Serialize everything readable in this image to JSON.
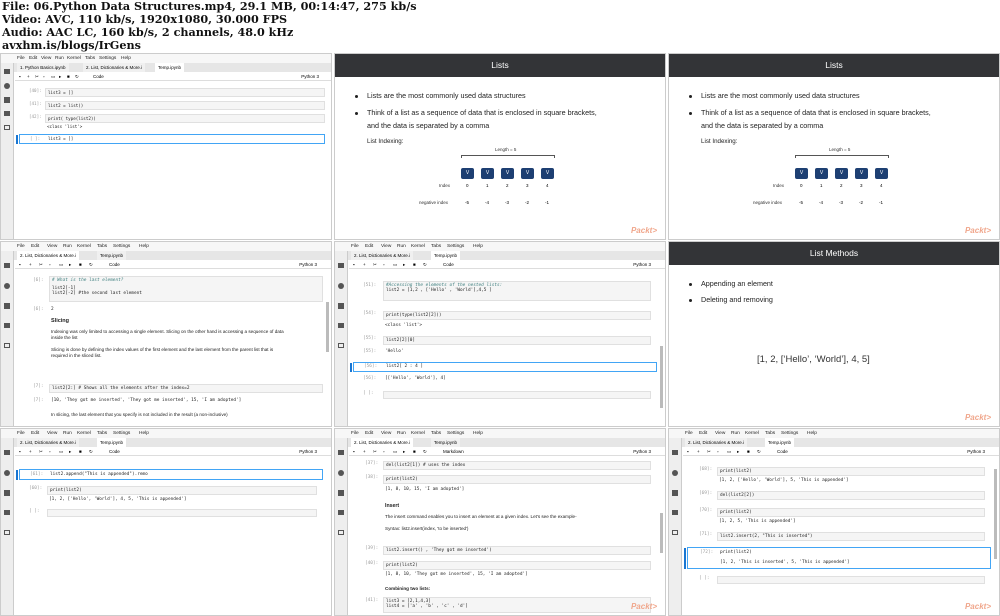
{
  "header": {
    "lines": [
      "File: 06.Python Data Structures.mp4, 29.1 MB, 00:14:47, 275 kb/s",
      "Video: AVC, 110 kb/s, 1920x1080, 30.000 FPS",
      "Audio: AAC LC, 160 kb/s, 2 channels, 48.0 kHz",
      "avxhm.is/blogs/IrGens"
    ]
  },
  "menu": [
    "File",
    "Edit",
    "View",
    "Run",
    "Kernel",
    "Tabs",
    "Settings",
    "Help"
  ],
  "brand": "Packt>",
  "tabs_a": [
    "1. Python Basics.ipynb",
    "2. List, Dictionaries & More.i",
    "Temp.ipynb"
  ],
  "tabs_b": [
    "2. List, Dictionaries & More.i",
    "Temp.ipynb"
  ],
  "kernel": "Python 3",
  "celltype": {
    "code": "Code",
    "markdown": "Markdown"
  },
  "slide_lists": {
    "title": "Lists",
    "b1": "Lists are the most commonly used data structures",
    "b2a": "Think of a list as a sequence of data that is enclosed in square brackets,",
    "b2b": "and the data is separated by a comma",
    "indexing": "List Indexing:",
    "length": "Length = 5",
    "cell": "V",
    "index_label": "Index",
    "index": [
      "0",
      "1",
      "2",
      "3",
      "4"
    ],
    "neg_label": "negative index",
    "neg": [
      "-5",
      "-4",
      "-3",
      "-2",
      "-1"
    ]
  },
  "slide_methods": {
    "title": "List Methods",
    "b1": "Appending an element",
    "b2": "Deleting and removing",
    "example": "[1, 2, [‘Hello’, ‘World’], 4, 5]"
  },
  "f1": {
    "p1": "[40]:",
    "c1": "list3 = []",
    "p2": "[41]:",
    "c2": "list2 = list()",
    "p3": "[42]:",
    "c3": "print( type(list2))",
    "o3": "<class 'list'>",
    "p4": "[ ]:",
    "c4": "list3 = []"
  },
  "f4": {
    "p1": "[6]:",
    "c1": "# What is the last element?",
    "c2": "list2[-1]",
    "c3": "list2[-2] #the second last element",
    "o1": "[6]:",
    "o1v": "2",
    "h1": "Slicing",
    "m1": "Indexing was only limited to accessing a single element. Slicing on the other hand is accessing a sequence of data",
    "m1b": "inside the list",
    "m2": "Slicing is done by defining the index values of the first element and the last element from the parent list that is",
    "m2b": "required in the sliced list.",
    "p2": "[7]:",
    "c4": "list2[2:]  # Shows all the elements after the index=2",
    "o2": "[7]:",
    "o2v": "[10, 'They got me inserted', 'They got me inserted', 15, 'I am adopted']",
    "m3": "In slicing, the last element that you specify is not included in the result (a non-inclusive)"
  },
  "f5": {
    "p1": "[51]:",
    "c1": "#Accessing the elements of the nested lists:",
    "c2": "list2 = [1,2 , ['Hello' , 'World'],4,5 ]",
    "p2": "[54]:",
    "c3": "print(type(list2[2]))",
    "o1": "<class 'list'>",
    "p3": "[55]:",
    "c4": "list2[2][0]",
    "o2": "[55]:",
    "o2v": "'Hello'",
    "p4": "[56]:",
    "c5": "list2[ 2 : 4 ]",
    "o3": "[56]:",
    "o3v": "[['Hello', 'World'], 4]",
    "p5": "[ ]:"
  },
  "f7": {
    "p1": "[61]:",
    "c1": "list2.append(\"This is appended\").remo",
    "p2": "[60]:",
    "c2": "print(list2)",
    "o1": "[1, 2, ['Hello', 'World'], 4, 5, 'This is appended']",
    "p3": "[ ]:"
  },
  "f8": {
    "p1": "[37]:",
    "c1": "del(list2[1]) # uses the index",
    "p2": "[38]:",
    "c2": "print(list2)",
    "o1": "[1, 8, 10, 15, 'I am adopted']",
    "h1": "Insert",
    "m1": "The insert command enables you to insert an element at a given index. Let's see the example-",
    "m2": "Syntax: list2.insert(index, 'to be inserted')",
    "p3": "[39]:",
    "c3": "list2.insert() , 'They got me inserted')",
    "p4": "[40]:",
    "c4": "print(list2)",
    "o2": "[1, 8, 10, 'They got me inserted', 15, 'I am adopted']",
    "h2": "Combining two lists:",
    "p5": "[41]:",
    "c5": "list3 = [2,1,4,3]",
    "c6": "list4 = ['a' , 'b' , 'c' , 'd']"
  },
  "f9": {
    "p1": "[68]:",
    "c1": "print(list2)",
    "o1": "[1, 2, ['Hello', 'World'], 5, 'This is appended']",
    "p2": "[69]:",
    "c2": "del(list2[2])",
    "p3": "[70]:",
    "c3": "print(list2)",
    "o2": "[1, 2, 5, 'This is appended']",
    "p4": "[71]:",
    "c4": "list2.insert(2, \"This is inserted\")",
    "p5": "[72]:",
    "c5": "print(list2)",
    "o3": "[1, 2, 'This is inserted', 5, 'This is appended']",
    "p6": "[ ]:"
  }
}
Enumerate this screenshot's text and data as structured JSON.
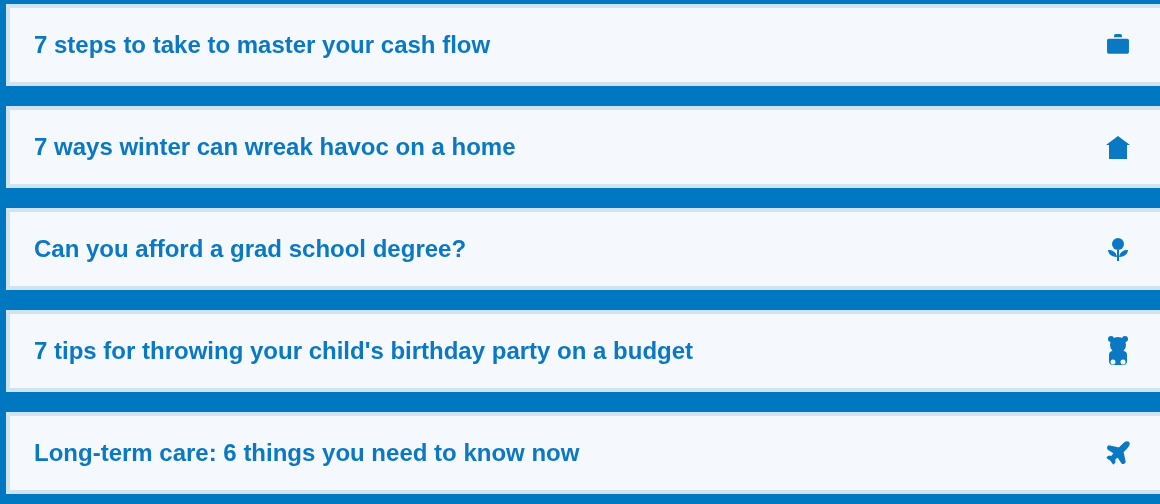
{
  "articles": [
    {
      "title": "7 steps to take to master your cash flow",
      "kind": "briefcase"
    },
    {
      "title": "7 ways winter can wreak havoc on a home",
      "kind": "house"
    },
    {
      "title": "Can you afford a grad school degree?",
      "kind": "plant"
    },
    {
      "title": "7 tips for throwing your child's birthday party on a budget",
      "kind": "bear"
    },
    {
      "title": "Long-term care: 6 things you need to know now",
      "kind": "plane"
    }
  ]
}
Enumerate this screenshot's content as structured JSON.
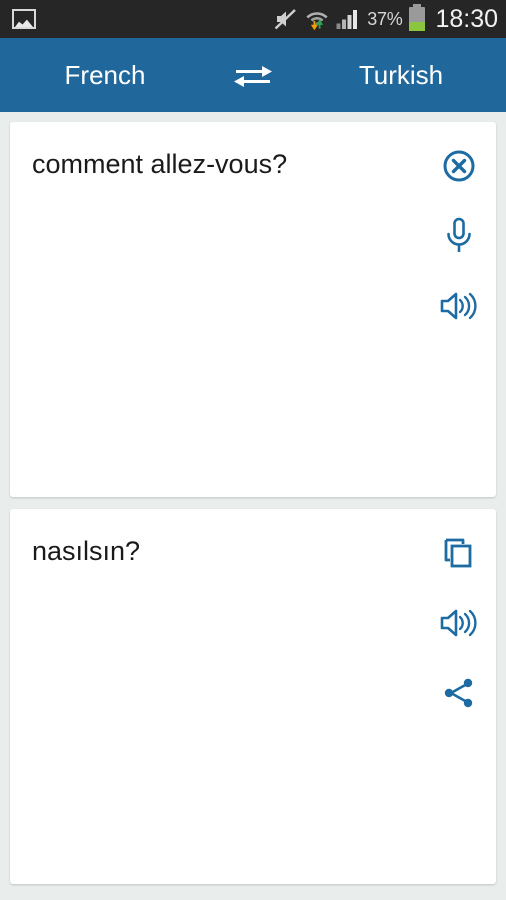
{
  "status_bar": {
    "notification_icon": "photo-icon",
    "mute_icon": "volume-mute-icon",
    "wifi_icon": "wifi-transfer-icon",
    "signal_icon": "cellular-signal-icon",
    "battery_percent": "37%",
    "battery_level": 37,
    "battery_icon": "battery-icon",
    "time": "18:30"
  },
  "language_bar": {
    "source_language": "French",
    "target_language": "Turkish",
    "swap_icon": "swap-arrows-icon"
  },
  "source_card": {
    "text": "comment allez-vous?",
    "placeholder": "",
    "actions": [
      {
        "name": "clear-button",
        "icon": "close-circle-icon"
      },
      {
        "name": "voice-input-button",
        "icon": "microphone-icon"
      },
      {
        "name": "speak-source-button",
        "icon": "speaker-icon"
      }
    ]
  },
  "target_card": {
    "text": "nasılsın?",
    "actions": [
      {
        "name": "copy-button",
        "icon": "copy-icon"
      },
      {
        "name": "speak-target-button",
        "icon": "speaker-icon"
      },
      {
        "name": "share-button",
        "icon": "share-icon"
      }
    ]
  },
  "colors": {
    "accent": "#20679c",
    "icon": "#1d6ba3",
    "status_bar_bg": "#262626",
    "page_bg": "#e9eeed",
    "card_bg": "#ffffff",
    "battery_fill": "#8cc63e"
  }
}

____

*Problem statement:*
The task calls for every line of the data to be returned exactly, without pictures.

*Answer to the problem:*
Serialize everything readable in this image to JSON.
{
  "header": {
    "lines": [
      "File: 06.Python Data Structures.mp4, 29.1 MB, 00:14:47, 275 kb/s",
      "Video: AVC, 110 kb/s, 1920x1080, 30.000 FPS",
      "Audio: AAC LC, 160 kb/s, 2 channels, 48.0 kHz",
      "avxhm.is/blogs/IrGens"
    ]
  },
  "menu": [
    "File",
    "Edit",
    "View",
    "Run",
    "Kernel",
    "Tabs",
    "Settings",
    "Help"
  ],
  "brand": "Packt>",
  "tabs_a": [
    "1. Python Basics.ipynb",
    "2. List, Dictionaries & More.i",
    "Temp.ipynb"
  ],
  "tabs_b": [
    "2. List, Dictionaries & More.i",
    "Temp.ipynb"
  ],
  "kernel": "Python 3",
  "celltype": {
    "code": "Code",
    "markdown": "Markdown"
  },
  "slide_lists": {
    "title": "Lists",
    "b1": "Lists are the most commonly used data structures",
    "b2a": "Think of a list as a sequence of data that is enclosed in square brackets,",
    "b2b": "and the data is separated by a comma",
    "indexing": "List Indexing:",
    "length": "Length = 5",
    "cell": "V",
    "index_label": "Index",
    "index": [
      "0",
      "1",
      "2",
      "3",
      "4"
    ],
    "neg_label": "negative index",
    "neg": [
      "-5",
      "-4",
      "-3",
      "-2",
      "-1"
    ]
  },
  "slide_methods": {
    "title": "List Methods",
    "b1": "Appending an element",
    "b2": "Deleting and removing",
    "example": "[1, 2, [‘Hello’, ‘World’], 4, 5]"
  },
  "f1": {
    "p1": "[40]:",
    "c1": "list3 = []",
    "p2": "[41]:",
    "c2": "list2 = list()",
    "p3": "[42]:",
    "c3": "print( type(list2))",
    "o3": "<class 'list'>",
    "p4": "[ ]:",
    "c4": "list3 = []"
  },
  "f4": {
    "p1": "[6]:",
    "c1": "# What is the last element?",
    "c2": "list2[-1]",
    "c3": "list2[-2] #the second last element",
    "o1": "[6]:",
    "o1v": "2",
    "h1": "Slicing",
    "m1": "Indexing was only limited to accessing a single element. Slicing on the other hand is accessing a sequence of data",
    "m1b": "inside the list",
    "m2": "Slicing is done by defining the index values of the first element and the last element from the parent list that is",
    "m2b": "required in the sliced list.",
    "p2": "[7]:",
    "c4": "list2[2:]  # Shows all the elements after the index=2",
    "o2": "[7]:",
    "o2v": "[10, 'They got me inserted', 'They got me inserted', 15, 'I am adopted']",
    "m3": "In slicing, the last element that you specify is not included in the result (a non-inclusive)"
  },
  "f5": {
    "p1": "[51]:",
    "c1": "#Accessing the elements of the nested lists:",
    "c2": "list2 = [1,2 , ['Hello' , 'World'],4,5 ]",
    "p2": "[54]:",
    "c3": "print(type(list2[2]))",
    "o1": "<class 'list'>",
    "p3": "[55]:",
    "c4": "list2[2][0]",
    "o2": "[55]:",
    "o2v": "'Hello'",
    "p4": "[56]:",
    "c5": "list2[ 2 : 4 ]",
    "o3": "[56]:",
    "o3v": "[['Hello', 'World'], 4]",
    "p5": "[ ]:"
  },
  "f7": {
    "p1": "[61]:",
    "c1": "list2.append(\"This is appended\").remo",
    "p2": "[60]:",
    "c2": "print(list2)",
    "o1": "[1, 2, ['Hello', 'World'], 4, 5, 'This is appended']",
    "p3": "[ ]:"
  },
  "f8": {
    "p1": "[37]:",
    "c1": "del(list2[1]) # uses the index",
    "p2": "[38]:",
    "c2": "print(list2)",
    "o1": "[1, 8, 10, 15, 'I am adopted']",
    "h1": "Insert",
    "m1": "The insert command enables you to insert an element at a given index. Let's see the example-",
    "m2": "Syntax: list2.insert(index, 'to be inserted')",
    "p3": "[39]:",
    "c3": "list2.insert() , 'They got me inserted')",
    "p4": "[40]:",
    "c4": "print(list2)",
    "o2": "[1, 8, 10, 'They got me inserted', 15, 'I am adopted']",
    "h2": "Combining two lists:",
    "p5": "[41]:",
    "c5": "list3 = [2,1,4,3]",
    "c6": "list4 = ['a' , 'b' , 'c' , 'd']"
  },
  "f9": {
    "p1": "[68]:",
    "c1": "print(list2)",
    "o1": "[1, 2, ['Hello', 'World'], 5, 'This is appended']",
    "p2": "[69]:",
    "c2": "del(list2[2])",
    "p3": "[70]:",
    "c3": "print(list2)",
    "o2": "[1, 2, 5, 'This is appended']",
    "p4": "[71]:",
    "c4": "list2.insert(2, \"This is inserted\")",
    "p5": "[72]:",
    "c5": "print(list2)",
    "o3": "[1, 2, 'This is inserted', 5, 'This is appended']",
    "p6": "[ ]:"
  }
}
Enumerate this screenshot's text and data as structured JSON.
{
  "articles": [
    {
      "title": "7 steps to take to master your cash flow",
      "kind": "briefcase"
    },
    {
      "title": "7 ways winter can wreak havoc on a home",
      "kind": "house"
    },
    {
      "title": "Can you afford a grad school degree?",
      "kind": "plant"
    },
    {
      "title": "7 tips for throwing your child's birthday party on a budget",
      "kind": "bear"
    },
    {
      "title": "Long-term care: 6 things you need to know now",
      "kind": "plane"
    }
  ]
}
Enumerate this screenshot's content as structured JSON.
{
  "status_bar": {
    "notification_icon": "photo-icon",
    "mute_icon": "volume-mute-icon",
    "wifi_icon": "wifi-transfer-icon",
    "signal_icon": "cellular-signal-icon",
    "battery_percent": "37%",
    "battery_level": 37,
    "battery_icon": "battery-icon",
    "time": "18:30"
  },
  "language_bar": {
    "source_language": "French",
    "target_language": "Turkish",
    "swap_icon": "swap-arrows-icon"
  },
  "source_card": {
    "text": "comment allez-vous?",
    "placeholder": "",
    "actions": [
      {
        "name": "clear-button",
        "icon": "close-circle-icon"
      },
      {
        "name": "voice-input-button",
        "icon": "microphone-icon"
      },
      {
        "name": "speak-source-button",
        "icon": "speaker-icon"
      }
    ]
  },
  "target_card": {
    "text": "nasılsın?",
    "actions": [
      {
        "name": "copy-button",
        "icon": "copy-icon"
      },
      {
        "name": "speak-target-button",
        "icon": "speaker-icon"
      },
      {
        "name": "share-button",
        "icon": "share-icon"
      }
    ]
  },
  "colors": {
    "accent": "#20679c",
    "icon": "#1d6ba3",
    "status_bar_bg": "#262626",
    "page_bg": "#e9eeed",
    "card_bg": "#ffffff",
    "battery_fill": "#8cc63e"
  }
}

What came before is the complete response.